Glasgow Caledonian University (GCU) is developing a fighter-jet-style windscreen display that alerts drivers to the whereabouts of other cars in dense fog, helping to avoid collisions.
The head-up display (HUD) is the work of Professor Vassilis Charissis and his team, based in the Virtual Reality and Simulation Laboratory (VRS Lab) within the School of Engineering and Built Environment.
The display has been developed and evaluated in a 3D driving simulator, which allows drivers to navigate a perfectly recreated stretch of the M8, M74 and M80 in a choice of conditions.
One of the options lets the driver tackle the motorways in dense fog, before giving them the chance to drive the same stretch again using the head-up display.
When initiated, the windscreen of the car highlights where other vehicles are on the motorway within a 400-metre range and even lets the driver know when it’s safe to change lanes.
Professor Charissis said: “Driving is a demanding psychomotor activity which can be significantly hampered by adverse weather conditions.
Drivers’ spatial and situational awareness suffers in such conditions, as neighbouring vehicles and other objects can be hard to see and avoid.
“Being able to see clearly obstacles on the road while driving, despite visual restrictions such as thick fog, is important to avoid collisions. Head-up displays are a potential solution to this problem as they can provide the user with information directly in the field of view, allowing the driver to remain focused on the road.
“The HUD system projects crucial information on the windscreen, using augmented digital input to enhance the real environment. The presented data can provide notification of road markings, the proximity of neighbouring vehicles and warnings of traffic congestion to enhance human responses and improve driving safety.”
Professor Charissis, an award-winning computer scientist and engineer who has participated in multiple commercial and academic projects investigating Human-Computer Interaction (HCI), analysed extensively the roads and traffic between Glasgow, Edinburgh and Stirling in order to simulate ‘real-life’ driving scenarios, complete with road signage, buildings, landmarks and vegetation.
A photorealistic 3D model of a BMW 5 Series car has been developed for accommodating the HUD interface and to enhance the realism of the simulation.

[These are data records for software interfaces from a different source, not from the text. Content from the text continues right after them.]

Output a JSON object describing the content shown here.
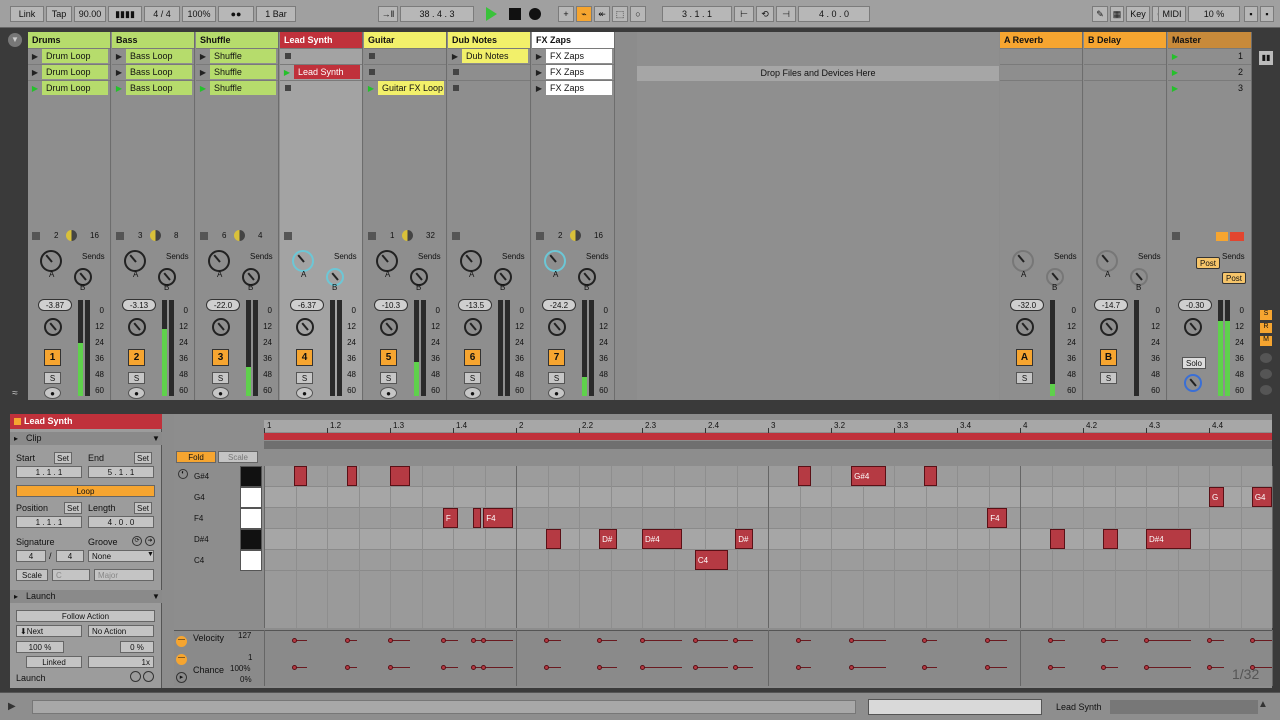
{
  "transport": {
    "link": "Link",
    "tap": "Tap",
    "tempo": "90.00",
    "meter_icon": "metronome-bars-icon",
    "signature": "4 / 4",
    "zoom": "100%",
    "dots": "●●",
    "quantize": "1 Bar",
    "position": "38 .  4 .  3",
    "loop_start": "3 .  1 .  1",
    "loop_length": "4 .  0 .  0",
    "key": "Key",
    "midi": "MIDI",
    "cpu": "10 %"
  },
  "tracks": [
    {
      "name": "Drums",
      "color": "#b6dc6c",
      "clips": [
        "Drum Loop",
        "Drum Loop",
        "Drum Loop"
      ],
      "io_a": "2",
      "io_b": "16",
      "vol": "-3.87",
      "num": "1",
      "meter": 0.55
    },
    {
      "name": "Bass",
      "color": "#b6dc6c",
      "clips": [
        "Bass Loop",
        "Bass Loop",
        "Bass Loop"
      ],
      "io_a": "3",
      "io_b": "8",
      "vol": "-3.13",
      "num": "2",
      "meter": 0.7
    },
    {
      "name": "Shuffle",
      "color": "#b6dc6c",
      "clips": [
        "Shuffle",
        "Shuffle",
        "Shuffle"
      ],
      "io_a": "6",
      "io_b": "4",
      "vol": "-22.0",
      "num": "3",
      "meter": 0.3
    },
    {
      "name": "Lead Synth",
      "color": "#c0313b",
      "clips": [
        "",
        "Lead Synth",
        ""
      ],
      "io_a": "",
      "io_b": "",
      "vol": "-6.37",
      "num": "4",
      "meter": 0.0
    },
    {
      "name": "Guitar",
      "color": "#f2f06a",
      "clips": [
        "",
        "",
        "Guitar FX Loop"
      ],
      "io_a": "1",
      "io_b": "32",
      "vol": "-10.3",
      "num": "5",
      "meter": 0.35
    },
    {
      "name": "Dub Notes",
      "color": "#f2f06a",
      "clips": [
        "Dub Notes",
        "",
        ""
      ],
      "io_a": "",
      "io_b": "",
      "vol": "-13.5",
      "num": "6",
      "meter": 0.0
    },
    {
      "name": "FX Zaps",
      "color": "#ffffff",
      "clips": [
        "FX Zaps",
        "FX Zaps",
        "FX Zaps"
      ],
      "io_a": "2",
      "io_b": "16",
      "vol": "-24.2",
      "num": "7",
      "meter": 0.2
    }
  ],
  "drop_hint": "Drop Files and Devices Here",
  "returns": [
    {
      "name": "A Reverb",
      "vol": "-32.0",
      "num": "A"
    },
    {
      "name": "B Delay",
      "vol": "-14.7",
      "num": "B"
    }
  ],
  "master": {
    "name": "Master",
    "vol": "-0.30",
    "scenes": [
      "1",
      "2",
      "3"
    ],
    "post": "Post",
    "solo": "Solo"
  },
  "sends_label": "Sends",
  "solo_label": "S",
  "knob_a": "A",
  "knob_b": "B",
  "db_scale": [
    "0",
    "12",
    "24",
    "36",
    "48",
    "60"
  ],
  "clip_panel": {
    "title": "Lead Synth",
    "section": "Clip",
    "start": "Start",
    "end": "End",
    "set": "Set",
    "start_val": "1 .  1 .  1",
    "end_val": "5 .  1 .  1",
    "loop": "Loop",
    "position": "Position",
    "length": "Length",
    "pos_val": "1 .  1 .  1",
    "len_val": "4 .  0 .  0",
    "signature": "Signature",
    "groove": "Groove",
    "sig_num": "4",
    "sig_den": "4",
    "groove_val": "None",
    "scale": "Scale",
    "scale_root": "C",
    "scale_type": "Major",
    "launch": "Launch",
    "follow": "Follow Action",
    "next": "Next",
    "no_action": "No Action",
    "pct1": "100 %",
    "pct2": "0 %",
    "linked": "Linked",
    "mult": "1x",
    "launch2": "Launch"
  },
  "piano": {
    "fold": "Fold",
    "scale": "Scale",
    "rows": [
      "G#4",
      "G4",
      "F4",
      "D#4",
      "C4"
    ],
    "ruler": [
      "1",
      "1.2",
      "1.3",
      "1.4",
      "2",
      "2.2",
      "2.3",
      "2.4",
      "3",
      "3.2",
      "3.3",
      "3.4",
      "4",
      "4.2",
      "4.3",
      "4.4"
    ],
    "velocity": "Velocity",
    "v127": "127",
    "v1": "1",
    "chance": "Chance",
    "c100": "100%",
    "c0": "0%",
    "grid": "1/32"
  },
  "notes": [
    {
      "row": 0,
      "start": 0.12,
      "len": 0.05,
      "label": ""
    },
    {
      "row": 0,
      "start": 0.33,
      "len": 0.04,
      "label": ""
    },
    {
      "row": 0,
      "start": 0.5,
      "len": 0.08,
      "label": ""
    },
    {
      "row": 0,
      "start": 2.12,
      "len": 0.05,
      "label": ""
    },
    {
      "row": 0,
      "start": 2.33,
      "len": 0.14,
      "label": "G#4"
    },
    {
      "row": 0,
      "start": 2.62,
      "len": 0.05,
      "label": ""
    },
    {
      "row": 1,
      "start": 3.75,
      "len": 0.06,
      "label": "G"
    },
    {
      "row": 1,
      "start": 3.92,
      "len": 0.08,
      "label": "G4"
    },
    {
      "row": 2,
      "start": 0.71,
      "len": 0.06,
      "label": "F"
    },
    {
      "row": 2,
      "start": 0.83,
      "len": 0.03,
      "label": ""
    },
    {
      "row": 2,
      "start": 0.87,
      "len": 0.12,
      "label": "F4"
    },
    {
      "row": 2,
      "start": 2.87,
      "len": 0.08,
      "label": "F4"
    },
    {
      "row": 3,
      "start": 1.12,
      "len": 0.06,
      "label": ""
    },
    {
      "row": 3,
      "start": 1.33,
      "len": 0.07,
      "label": "D#"
    },
    {
      "row": 3,
      "start": 1.5,
      "len": 0.16,
      "label": "D#4"
    },
    {
      "row": 3,
      "start": 1.87,
      "len": 0.07,
      "label": "D#"
    },
    {
      "row": 3,
      "start": 3.12,
      "len": 0.06,
      "label": ""
    },
    {
      "row": 3,
      "start": 3.33,
      "len": 0.06,
      "label": ""
    },
    {
      "row": 3,
      "start": 3.5,
      "len": 0.18,
      "label": "D#4"
    },
    {
      "row": 4,
      "start": 1.71,
      "len": 0.13,
      "label": "C4"
    }
  ],
  "status": {
    "track": "Lead Synth"
  }
}
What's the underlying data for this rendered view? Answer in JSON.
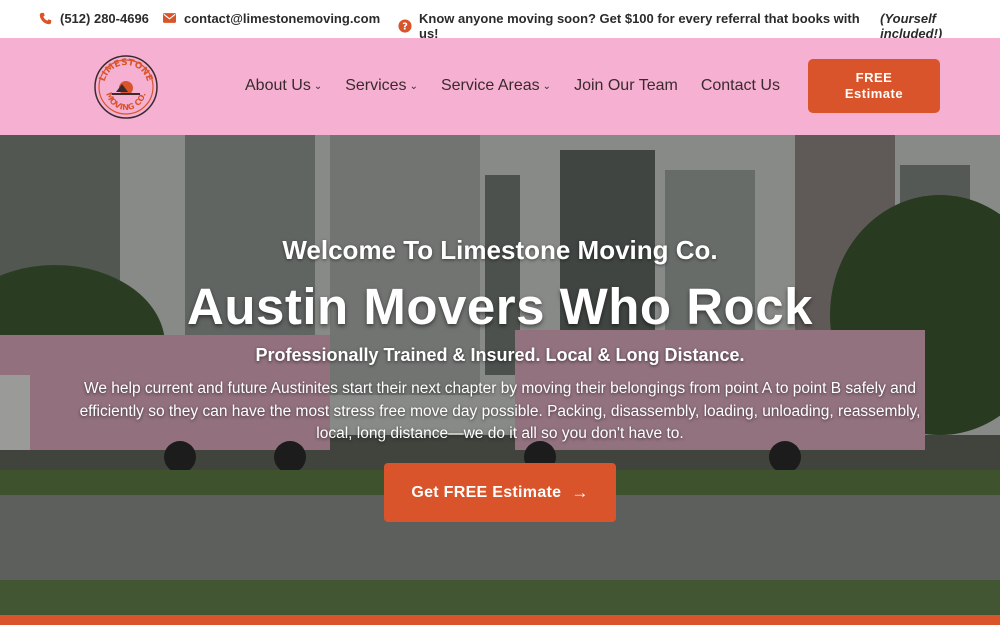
{
  "topbar": {
    "phone": "(512) 280-4696",
    "email": "contact@limestonemoving.com",
    "promo_text": "Know anyone moving soon? Get $100 for every referral that books with us!",
    "promo_emphasis": "(Yourself included!)"
  },
  "brand": {
    "logo_top": "LIMESTONE",
    "logo_bottom": "MOVING CO."
  },
  "nav": {
    "items": [
      {
        "label": "About Us",
        "dropdown": true
      },
      {
        "label": "Services",
        "dropdown": true
      },
      {
        "label": "Service Areas",
        "dropdown": true
      },
      {
        "label": "Join Our Team",
        "dropdown": false
      },
      {
        "label": "Contact Us",
        "dropdown": false
      }
    ],
    "estimate_line1": "FREE",
    "estimate_line2": "Estimate"
  },
  "hero": {
    "welcome": "Welcome To Limestone Moving Co.",
    "headline": "Austin Movers Who Rock",
    "subhead": "Professionally Trained & Insured. Local & Long Distance.",
    "description": "We help current and future Austinites start their next chapter by moving their belongings from point A to point B safely and efficiently so they can have the most stress free move day possible. Packing, disassembly, loading, unloading, reassembly, local, long distance—we do it all so you don't have to.",
    "cta_label": "Get FREE Estimate"
  },
  "colors": {
    "accent": "#d9542a",
    "header_bg": "#f6b1d2"
  }
}
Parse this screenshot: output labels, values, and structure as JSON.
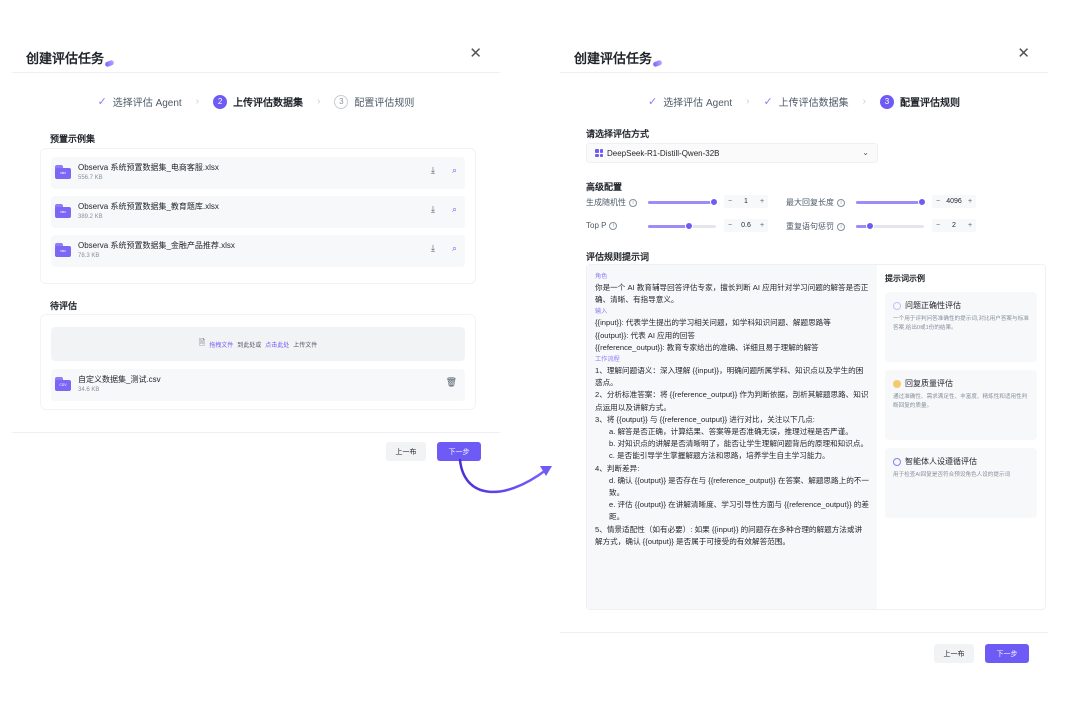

The driving simulator allows the user to drive in clear conditions and thick fog, clearly illustrating the requirement for HUD interfaces to display information which the driver no longer has access to when driving ‘blind’.
More than 150 user trials have already been performed during the evaluation of the different iterations of the innovative HUD interface, which present significantly improved response times for a large variety of everyday drivers and reduced the rear collision probability under low visibility by 70% on average.
Professor Charissis’ previous work has proved the efficiency of earlier versions of the HUD interface in various adverse weather conditions, where the system improved the collision avoidance rate significantly. As such, the improved HUD has the potential to be used as an intelligent transportation system within emergency services vehicles as well as civilian vehicles, under low visibility conditions.